## WHAT THE EXERCISE ASKS
Every entry should be duplicated verbatim, and no picture may appear in the copy.

## DATASET RECORDS

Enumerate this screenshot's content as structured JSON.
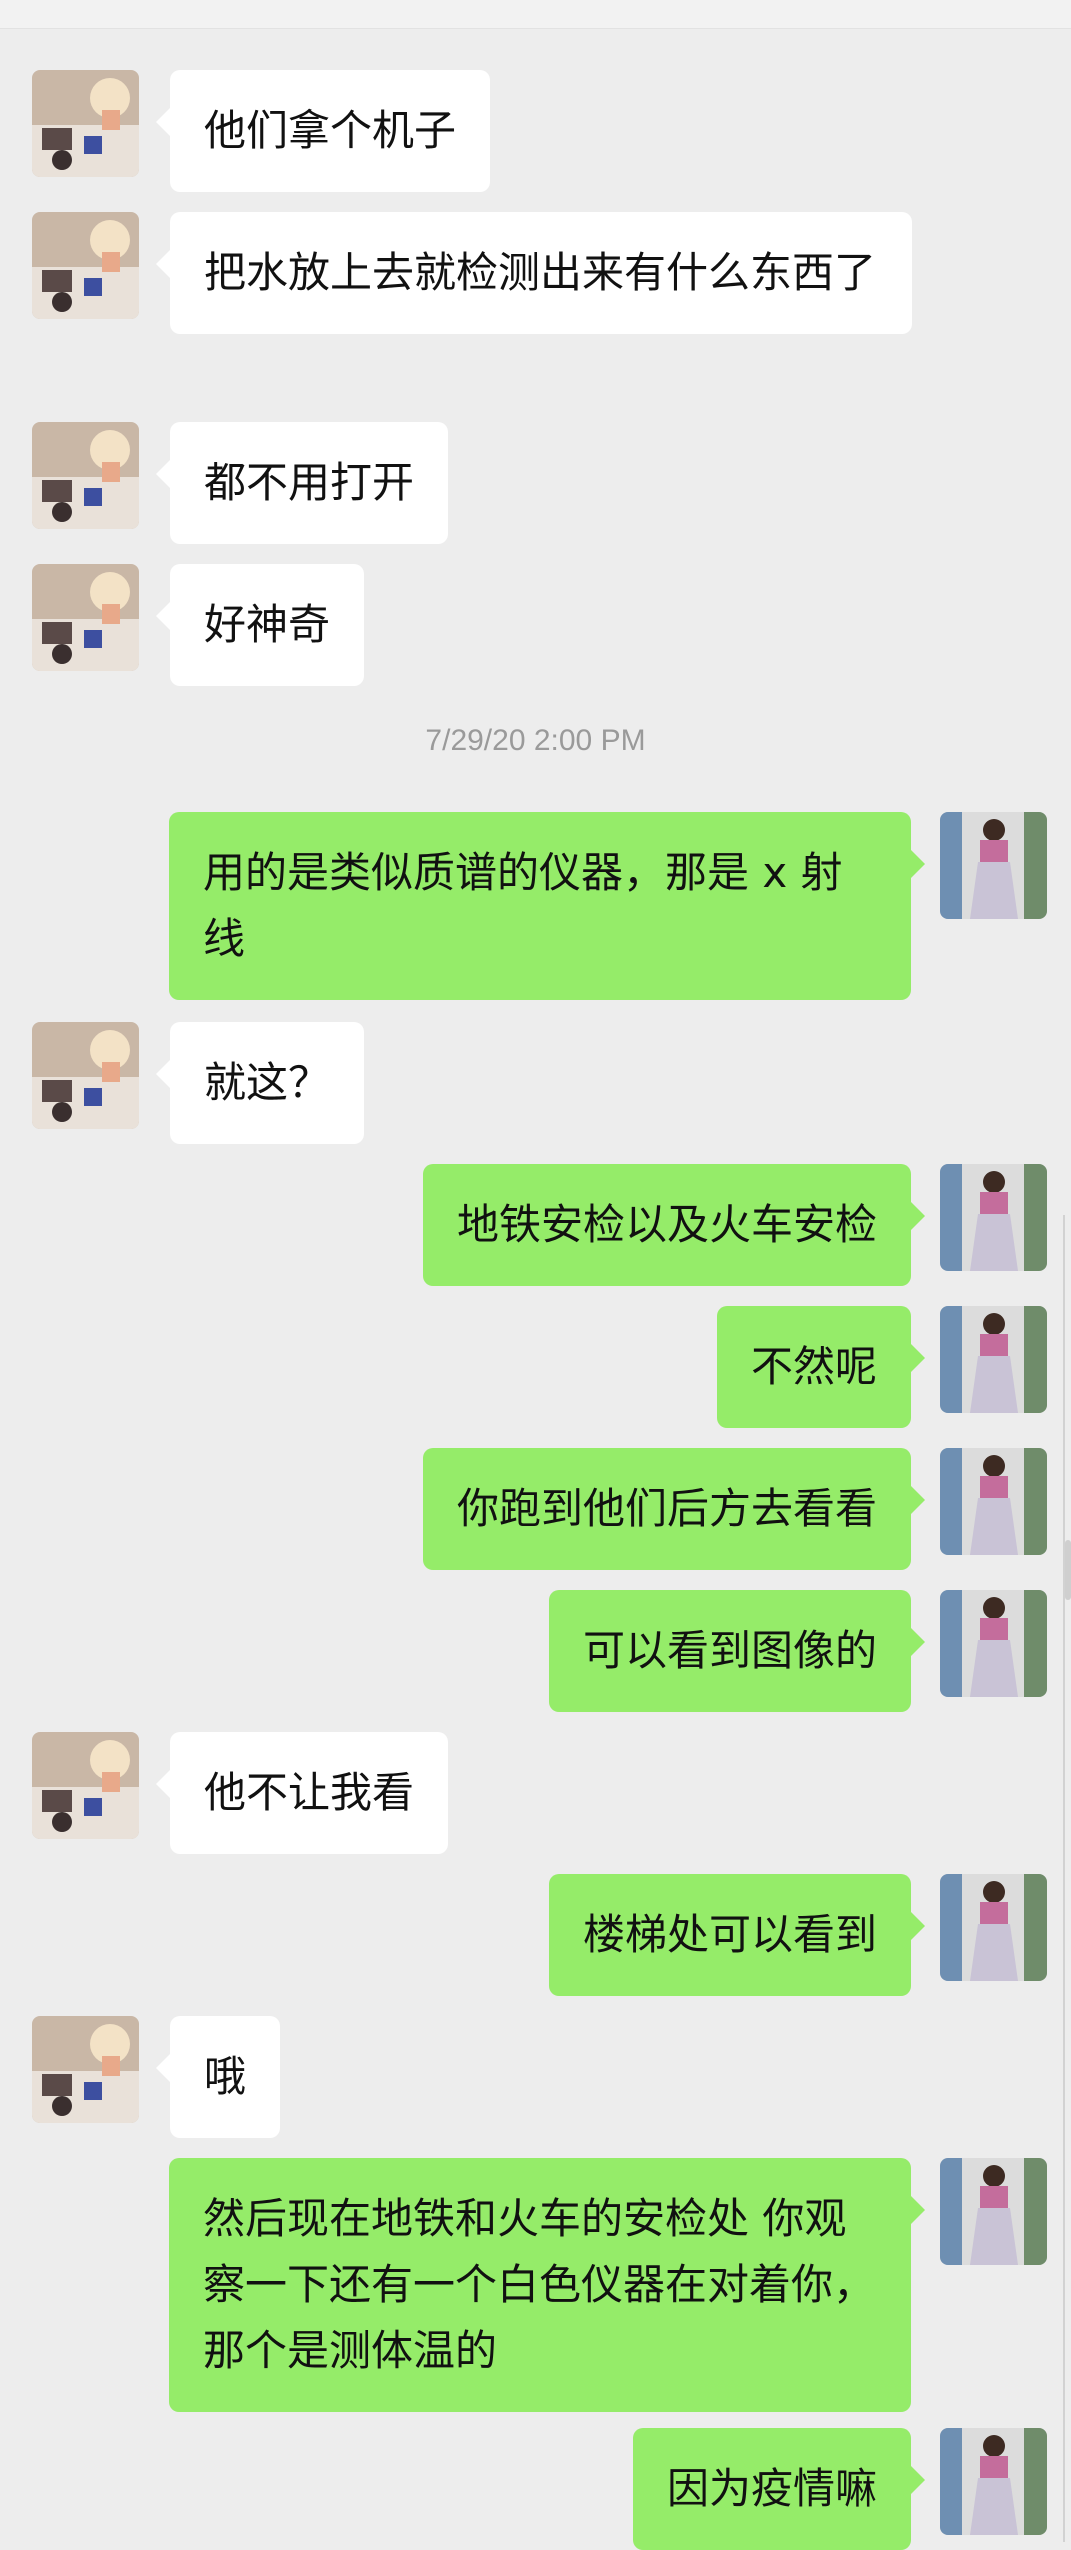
{
  "timestamp": "7/29/20 2:00 PM",
  "avatars": {
    "contact": "contact-avatar-photo",
    "self": "self-avatar-photo"
  },
  "messages": [
    {
      "from": "contact",
      "text": "他们拿个机子"
    },
    {
      "from": "contact",
      "text": "把水放上去就检测出来有什么东西了"
    },
    {
      "from": "contact",
      "text": "都不用打开"
    },
    {
      "from": "contact",
      "text": "好神奇"
    },
    {
      "from": "self",
      "text": "用的是类似质谱的仪器，那是 x 射线"
    },
    {
      "from": "contact",
      "text": "就这？"
    },
    {
      "from": "self",
      "text": "地铁安检以及火车安检"
    },
    {
      "from": "self",
      "text": "不然呢"
    },
    {
      "from": "self",
      "text": "你跑到他们后方去看看"
    },
    {
      "from": "self",
      "text": "可以看到图像的"
    },
    {
      "from": "contact",
      "text": "他不让我看"
    },
    {
      "from": "self",
      "text": "楼梯处可以看到"
    },
    {
      "from": "contact",
      "text": "哦"
    },
    {
      "from": "self",
      "text": "然后现在地铁和火车的安检处 你观察一下还有一个白色仪器在对着你，那个是测体温的"
    },
    {
      "from": "self",
      "text": "因为疫情嘛"
    }
  ]
}
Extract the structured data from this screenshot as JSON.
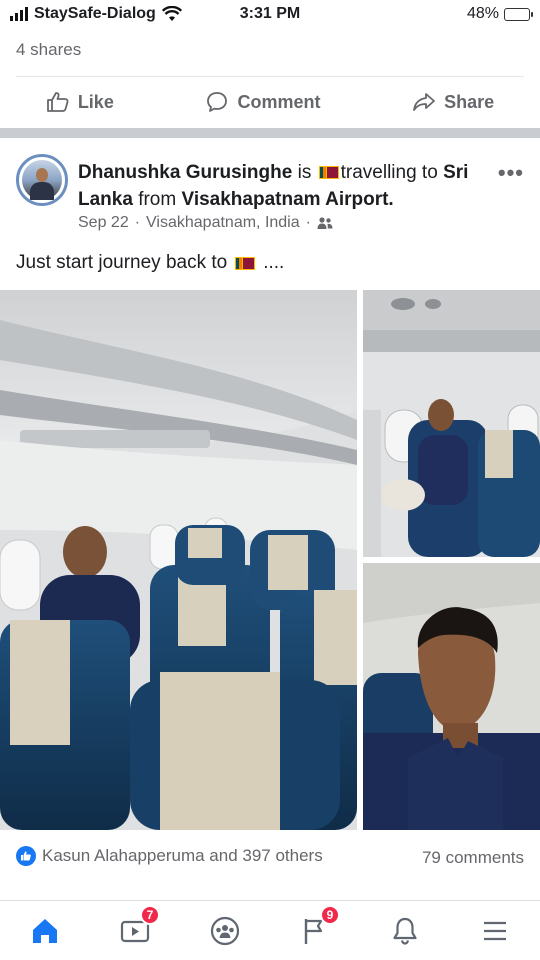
{
  "status_bar": {
    "carrier": "StaySafe-Dialog",
    "time": "3:31 PM",
    "battery": "48%",
    "battery_level": 0.48,
    "battery_color": "#f6c700"
  },
  "previous_post": {
    "shares": "4 shares",
    "actions": {
      "like": "Like",
      "comment": "Comment",
      "share": "Share"
    }
  },
  "post": {
    "author": "Dhanushka Gurusinghe",
    "is_text": "is",
    "activity": "travelling to",
    "destination": "Sri Lanka",
    "from_text": "from",
    "origin": "Visakhapatnam Airport.",
    "date": "Sep 22",
    "location": "Visakhapatnam, India",
    "privacy_icon": "friends-icon",
    "body_text": "Just start journey back to",
    "body_suffix": "....",
    "photos": [
      "airplane-cabin-seats-photo",
      "man-seated-window-photo",
      "selfie-photo"
    ],
    "reactions_text": "Kasun Alahapperuma and 397 others",
    "comments_text": "79 comments"
  },
  "bottom_nav": {
    "items": [
      {
        "name": "home",
        "badge": ""
      },
      {
        "name": "watch",
        "badge": "7"
      },
      {
        "name": "groups",
        "badge": ""
      },
      {
        "name": "pages",
        "badge": "9"
      },
      {
        "name": "notifications",
        "badge": ""
      },
      {
        "name": "menu",
        "badge": ""
      }
    ],
    "active_color": "#1877f2",
    "badge_color": "#f02849"
  }
}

## RESPONSE BELOW
Enumerate this screenshot's content as structured JSON.
{
  "timestamp": "7/29/20 2:00 PM",
  "avatars": {
    "contact": "contact-avatar-photo",
    "self": "self-avatar-photo"
  },
  "messages": [
    {
      "from": "contact",
      "text": "他们拿个机子"
    },
    {
      "from": "contact",
      "text": "把水放上去就检测出来有什么东西了"
    },
    {
      "from": "contact",
      "text": "都不用打开"
    },
    {
      "from": "contact",
      "text": "好神奇"
    },
    {
      "from": "self",
      "text": "用的是类似质谱的仪器，那是 x 射线"
    },
    {
      "from": "contact",
      "text": "就这？"
    },
    {
      "from": "self",
      "text": "地铁安检以及火车安检"
    },
    {
      "from": "self",
      "text": "不然呢"
    },
    {
      "from": "self",
      "text": "你跑到他们后方去看看"
    },
    {
      "from": "self",
      "text": "可以看到图像的"
    },
    {
      "from": "contact",
      "text": "他不让我看"
    },
    {
      "from": "self",
      "text": "楼梯处可以看到"
    },
    {
      "from": "contact",
      "text": "哦"
    },
    {
      "from": "self",
      "text": "然后现在地铁和火车的安检处 你观察一下还有一个白色仪器在对着你，那个是测体温的"
    },
    {
      "from": "self",
      "text": "因为疫情嘛"
    }
  ]
}
Extract the structured data from this screenshot as JSON.
{
  "status_bar": {
    "carrier": "StaySafe-Dialog",
    "time": "3:31 PM",
    "battery": "48%",
    "battery_level": 0.48,
    "battery_color": "#f6c700"
  },
  "previous_post": {
    "shares": "4 shares",
    "actions": {
      "like": "Like",
      "comment": "Comment",
      "share": "Share"
    }
  },
  "post": {
    "author": "Dhanushka Gurusinghe",
    "is_text": "is",
    "activity": "travelling to",
    "destination": "Sri Lanka",
    "from_text": "from",
    "origin": "Visakhapatnam Airport.",
    "date": "Sep 22",
    "location": "Visakhapatnam, India",
    "privacy_icon": "friends-icon",
    "body_text": "Just start journey back to",
    "body_suffix": "....",
    "photos": [
      "airplane-cabin-seats-photo",
      "man-seated-window-photo",
      "selfie-photo"
    ],
    "reactions_text": "Kasun Alahapperuma and 397 others",
    "comments_text": "79 comments"
  },
  "bottom_nav": {
    "items": [
      {
        "name": "home",
        "badge": ""
      },
      {
        "name": "watch",
        "badge": "7"
      },
      {
        "name": "groups",
        "badge": ""
      },
      {
        "name": "pages",
        "badge": "9"
      },
      {
        "name": "notifications",
        "badge": ""
      },
      {
        "name": "menu",
        "badge": ""
      }
    ],
    "active_color": "#1877f2",
    "badge_color": "#f02849"
  }
}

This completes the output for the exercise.